How do we begin living wisely and courageously these days?    Scripture is a good start to my way of thinking.

What might we discover there?  We are reminded that from the beginning, God has commanded us to put no other gods before him.  He’s to be our #1 priority, not anyone or anything else.  He’s our Ruler.  Christ is the King of kings, and so his law is primary.

If God’s to be the priority, then our eyes should be focused on him.  There’s plenty to distract us these days—lots of voices that call us to live differently.  There are plenty of events and actions that attract our attention and consume our thoughts.  God, I believe, prays we won’t be distracted, but will remember him, his Word and his call to each of us.

Jesus helped us understand God’s priorities for living as his children when he boiled down the Ten Commandments to two, and told us that we’re to love God the most, and love our neighbors as ourselves.  All the laws and all the prophets hang on these two laws, he said.  If we broaden our view of scripture further, we see themes emerging from these foundational laws.  Themes that provide guidance as we try to figure out world situations like the one in which we live today.  The Rev. Dr. Craig Barnes, President of Princeton Theological Seminary, and a classmate of mine, wrote recently about some of these themes.

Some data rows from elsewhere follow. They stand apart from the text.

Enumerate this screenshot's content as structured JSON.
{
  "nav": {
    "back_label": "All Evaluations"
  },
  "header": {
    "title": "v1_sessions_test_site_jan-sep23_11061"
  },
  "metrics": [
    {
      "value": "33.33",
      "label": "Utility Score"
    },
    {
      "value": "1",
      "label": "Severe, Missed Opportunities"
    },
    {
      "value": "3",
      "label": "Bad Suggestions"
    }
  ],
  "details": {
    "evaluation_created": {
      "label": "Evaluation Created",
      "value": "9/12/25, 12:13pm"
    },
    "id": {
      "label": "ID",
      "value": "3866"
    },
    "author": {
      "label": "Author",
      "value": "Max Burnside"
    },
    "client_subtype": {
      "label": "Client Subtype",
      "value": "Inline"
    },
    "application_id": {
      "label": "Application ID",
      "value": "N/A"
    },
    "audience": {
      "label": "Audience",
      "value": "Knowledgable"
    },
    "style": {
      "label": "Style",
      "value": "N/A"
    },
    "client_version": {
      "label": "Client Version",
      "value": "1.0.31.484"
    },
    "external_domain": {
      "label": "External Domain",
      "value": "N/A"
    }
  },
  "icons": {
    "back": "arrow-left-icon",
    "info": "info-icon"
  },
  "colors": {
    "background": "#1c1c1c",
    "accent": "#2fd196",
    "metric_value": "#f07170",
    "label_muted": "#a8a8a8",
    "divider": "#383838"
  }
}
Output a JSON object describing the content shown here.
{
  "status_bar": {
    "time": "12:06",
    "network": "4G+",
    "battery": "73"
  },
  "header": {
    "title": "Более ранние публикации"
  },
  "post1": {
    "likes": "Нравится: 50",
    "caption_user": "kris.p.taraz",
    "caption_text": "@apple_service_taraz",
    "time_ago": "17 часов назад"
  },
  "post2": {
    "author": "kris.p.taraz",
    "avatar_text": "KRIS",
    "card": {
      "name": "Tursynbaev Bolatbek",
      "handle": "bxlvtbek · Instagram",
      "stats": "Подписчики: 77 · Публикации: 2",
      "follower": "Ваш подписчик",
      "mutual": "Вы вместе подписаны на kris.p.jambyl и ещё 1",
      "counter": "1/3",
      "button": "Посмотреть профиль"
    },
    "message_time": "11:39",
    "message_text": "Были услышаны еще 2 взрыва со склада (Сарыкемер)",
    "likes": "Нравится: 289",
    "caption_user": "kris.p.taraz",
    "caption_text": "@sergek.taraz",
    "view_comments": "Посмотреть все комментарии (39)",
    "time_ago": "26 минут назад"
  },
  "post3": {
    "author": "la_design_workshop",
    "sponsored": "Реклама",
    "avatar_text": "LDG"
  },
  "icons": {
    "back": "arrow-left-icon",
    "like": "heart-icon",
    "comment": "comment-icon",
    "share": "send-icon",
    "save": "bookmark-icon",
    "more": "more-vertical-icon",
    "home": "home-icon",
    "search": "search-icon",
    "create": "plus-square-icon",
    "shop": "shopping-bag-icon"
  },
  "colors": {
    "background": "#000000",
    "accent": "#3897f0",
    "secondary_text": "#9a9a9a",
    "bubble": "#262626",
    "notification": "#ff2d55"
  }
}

“A constant injunction throughout Scripture is to care for the foreigner, the marginalized, and the vulnerable in society.  The prophets of Israel held a vision of justice that extends not to a privileged few but to those most in need of its protection: the poor, the orphan, the widow, the immigrant. The prophets insisted that political leaders are vested with a responsibility to promote justice in the public realm, acting as agents of God’s own mercy, compassion, and righteousness. Likewise, Jesus calls his followers to welcome the stranger and to treat every person with dignity and compassion as God’s beloved child.”

God, “grant us wisdom, grant us courage, for the living of these days.”

G0d has gifted each of us with talents, abilities, resources that he wants us to share with others they might come to know his love.  God enlists us as agents to help bring about his Kingdom on earth.  To us, that call may seem impossible to undertake individually or collectively, but it is possible with God’s help and direction.  Turning to God regularly in prayer, asking for insight to discern God’s call is a crucial step.  Answering God’s call is another.  Petitioning God to grant his wisdom and courage to love, is yet another step that allows us to see all God’s children—no matter who they are—as those we are called to care for, love and respect.

God, “grant us wisdom, grant us courage, for the living of these days.”

Pastor Sharon